[Data records for software interfaces]
┌──

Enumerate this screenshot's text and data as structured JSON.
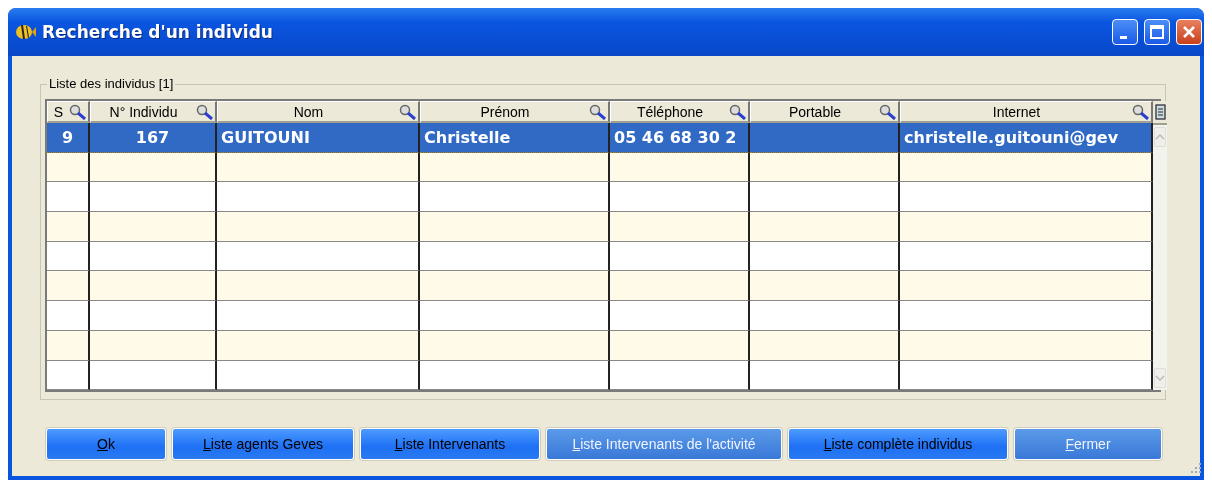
{
  "window": {
    "title": "Recherche d'un individu"
  },
  "group": {
    "title": "Liste des individus [1]"
  },
  "table": {
    "columns": [
      {
        "label": "S"
      },
      {
        "label": "N° Individu"
      },
      {
        "label": "Nom"
      },
      {
        "label": "Prénom"
      },
      {
        "label": "Téléphone"
      },
      {
        "label": "Portable"
      },
      {
        "label": "Internet"
      }
    ],
    "rows": [
      {
        "selected": true,
        "cells": [
          "9",
          "167",
          "GUITOUNI",
          "Christelle",
          "05 46 68 30 2",
          null,
          "christelle.guitouni@gev"
        ]
      }
    ]
  },
  "buttons": [
    {
      "label": "Ok",
      "disabled": false
    },
    {
      "label": "Liste agents Geves",
      "disabled": false
    },
    {
      "label": "Liste Intervenants",
      "disabled": false
    },
    {
      "label": "Liste Intervenants de l'activité",
      "disabled": true
    },
    {
      "label": "Liste complète individus",
      "disabled": false
    },
    {
      "label": "Fermer",
      "disabled": true
    }
  ]
}
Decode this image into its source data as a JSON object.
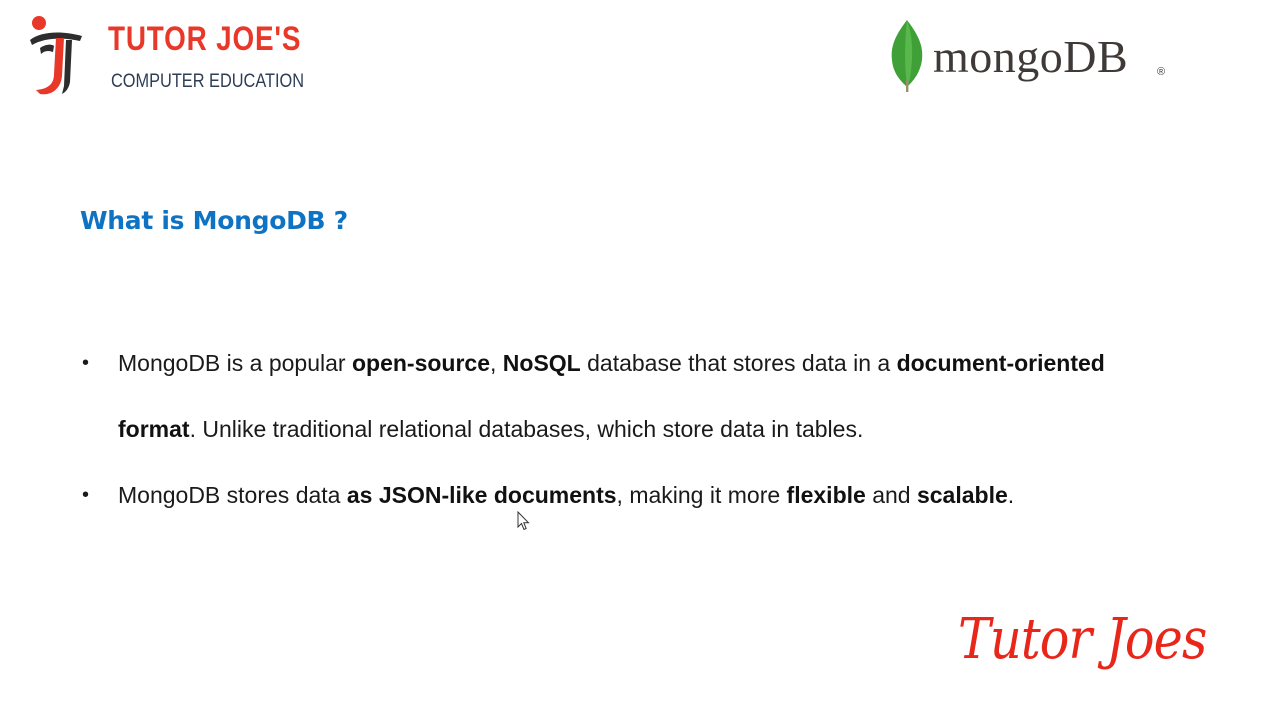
{
  "brand": {
    "title": "TUTOR JOE'S",
    "subtitle": "COMPUTER EDUCATION",
    "signature": "Tutor Joes",
    "accent_color": "#e8382a",
    "subtitle_color": "#2d3e55"
  },
  "mongo_logo": {
    "wordmark": "mongoDB",
    "registered": "®",
    "leaf_color": "#3fa037",
    "text_color": "#3f3a37"
  },
  "slide": {
    "heading": "What is MongoDB ?",
    "heading_color": "#0f73c4",
    "bullets": [
      {
        "segments": [
          {
            "text": "MongoDB is a popular ",
            "bold": false
          },
          {
            "text": "open-source",
            "bold": true
          },
          {
            "text": ", ",
            "bold": false
          },
          {
            "text": "NoSQL",
            "bold": true
          },
          {
            "text": " database that stores data in a ",
            "bold": false
          },
          {
            "text": "document-oriented format",
            "bold": true
          },
          {
            "text": ". Unlike traditional relational databases, which store data in tables.",
            "bold": false
          }
        ]
      },
      {
        "segments": [
          {
            "text": "MongoDB stores data ",
            "bold": false
          },
          {
            "text": "as JSON-like documents",
            "bold": true
          },
          {
            "text": ", making it more ",
            "bold": false
          },
          {
            "text": "flexible",
            "bold": true
          },
          {
            "text": " and ",
            "bold": false
          },
          {
            "text": "scalable",
            "bold": true
          },
          {
            "text": ".",
            "bold": false
          }
        ]
      }
    ]
  },
  "icons": {
    "logo_mark": "tutor-joes-figure-icon",
    "leaf": "mongodb-leaf-icon",
    "bullet": "bullet-dot-icon",
    "cursor": "mouse-pointer-icon"
  }
}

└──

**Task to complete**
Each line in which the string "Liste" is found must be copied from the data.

**Answer to this problem**
    "title": "Liste des individus [1]"
      "label": "Liste agents Geves",
      "label": "Liste Intervenants",
      "label": "Liste Intervenants de l'activité",
      "label": "Liste complète individus",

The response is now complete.